The stories are not always simple to follow or track in terms of throughlines. Routinely, the narrator jumps back and forth in memory, and memory is digressive; the reader moves from present action to remembered conflict, and we’re likely to fast-forward and then retreat in time. As Means writes, in “First Encounters,” “You grant yourself the grace of a story, but then it goes away. People spin stories around your loss. The unimaginable is the most fearsome thing.”
One or two of the pieces here—most notably, perhaps, “I am Andrew Wyeth!”—strain toward the “unimaginable.” We never are quite certain when the author throws his voice—if the first person should be taken at face value, or if the narrator is delusional and following the actual painter’s lead. But mostly these fictions move seamlessly from overheard speech and gestures observed to comments on human behavior writ large, as in “Are you Experienced?”:

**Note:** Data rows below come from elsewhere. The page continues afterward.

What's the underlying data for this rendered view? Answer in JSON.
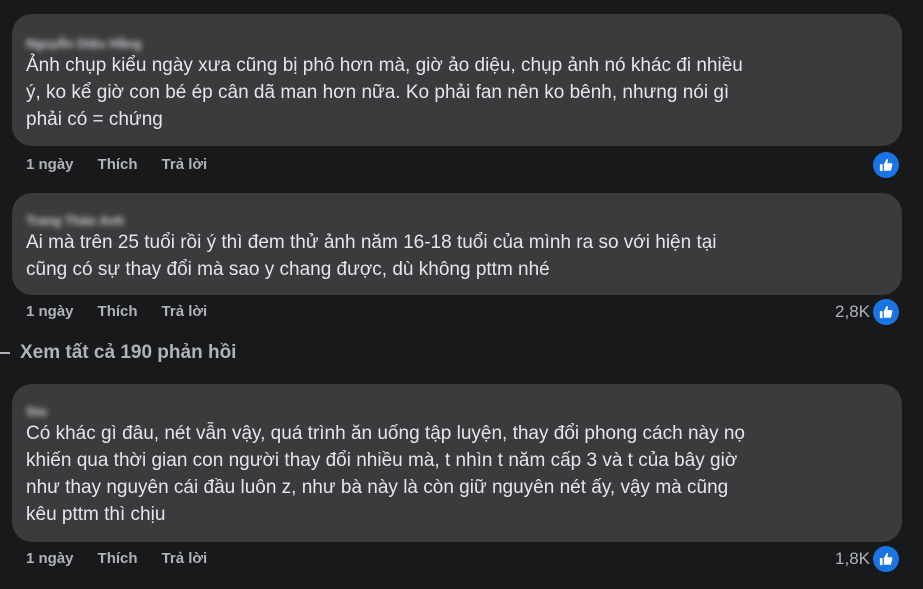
{
  "comments": [
    {
      "author": "Nguyễn Diệu Hằng",
      "text": "Ảnh chụp kiểu ngày xưa cũng bị phô hơn mà, giờ ảo diệu, chụp ảnh nó khác đi nhiều\ný, ko kể giờ con bé ép cân dã man hơn nữa. Ko phải fan nên ko bênh, nhưng nói gì\nphải có = chứng",
      "time": "1 ngày",
      "like_label": "Thích",
      "reply_label": "Trả lời",
      "reaction_count": ""
    },
    {
      "author": "Trang Thảo Anh",
      "text": "Ai mà trên 25 tuổi rồi ý thì đem thử ảnh năm 16-18 tuổi của mình ra so với hiện tại\ncũng có sự thay đổi mà sao y chang được, dù không pttm nhé",
      "time": "1 ngày",
      "like_label": "Thích",
      "reply_label": "Trả lời",
      "reaction_count": "2,8K"
    },
    {
      "author": "Sto",
      "text": "Có khác gì đâu, nét vẫn vậy, quá trình ăn uống tập luyện, thay đổi phong cách này nọ\nkhiến qua thời gian con người thay đổi nhiều mà, t nhìn t năm cấp 3 và t của bây giờ\nnhư thay nguyên cái đầu luôn z, như bà này là còn giữ nguyên nét ấy, vậy mà cũng\nkêu pttm thì chịu",
      "time": "1 ngày",
      "like_label": "Thích",
      "reply_label": "Trả lời",
      "reaction_count": "1,8K"
    }
  ],
  "view_replies": "Xem tất cả 190 phản hồi",
  "icons": {
    "reaction": "like-thumbs-up-icon",
    "accent": "#1b74e4"
  }
}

“From upstairs there came a grunt, the clearing of phlegm, a cough or two, more grunting, and then a voice that said, Who’s that? Who’s there? It was a tart, central-Michigan, farmhand voice, confined within the nose. (Meg didn’t know it at the time, but she was hearing the intonations of a widower, the voice you’d hear from someone interrogating himself in the mirror with total contempt: a voice that made complete sense when the old man finally came down the stairs, dressed in a tattered old maroon robe, and presented a toothless mouth set in a gaunt face). Staying on the bottom step, he looked at Billy, coughed twice, and said, What the hell do you want from me?”
Here the narrator shifts from close description of the voice to colloquial spoken language—Who’s that? Who’s there?— to a parenthetical fast-forward where we enter Meg’s mind and know what she has not yet learned, then see in detail what she sees, then watch the “old man” watching Billy and asking, in the real time of the tale’s encounter, What the hell do you want from me? It’s masterful, really, and characteristic of the way Means moves—from the specific to the general and back again, without a hitch in his stride.
A certain amount of the prose here deals with the matter of prose fiction as such and constitutes a master-class in how to tell a tale. In the final story, “The Depletion Prompts,” the author advises:
“Write a rant inside the story against the concept of prompts as a tool, as a way to write, and in doing so explain that the prompt itself is always a form of limitation, a matter of forcing the writer into a prefabricated box, into an imitation of some other voice . . . Use as an example the idea of instructions as a prompt, explain that someone—a writer you admire—originally wrote a story (several stories, actually (that took the form of instructions, or how-to (avoid naming her name, for the sake of propriety). And then lament the fact that when you were reading stories by other writers, you couldn’t help but feel her prompt lurking offstage—a shadow, maybe even a presence brushing the curtain fabric, revealing a shoulder, or am arm—and breaking the dream apart, although you’ll admit in this story that you’re too sensitive and prone to grandiosity when it comes to these things, detailing an aesthetic belief system before you let the story peter out into a formality that is horrifically stiff, letting go of any intention at all you might have to tell a story, and leave it at that. Let it go.”
Here the writer references—or so this reader assumes—the trend-setting collection, Self-Help, published by Lorrie Moore as long ago as 1985. He manages at one and the same time to praise and lament the idea of “prompts,” to give you “a shadow, maybe even a presence brushing the curtain fabric, revealing a shoulder, or an arm,” then to break “the dream apart.” We’re in the presence of an author both wholly assured and tentative, both nagged by the complexities of narrative and able to exploit them. Note how the story becomes one in the very act of descrying its own strategy; note how the second person address involves both “You” and, implicitly, “I.” Leave it at that. Let it go.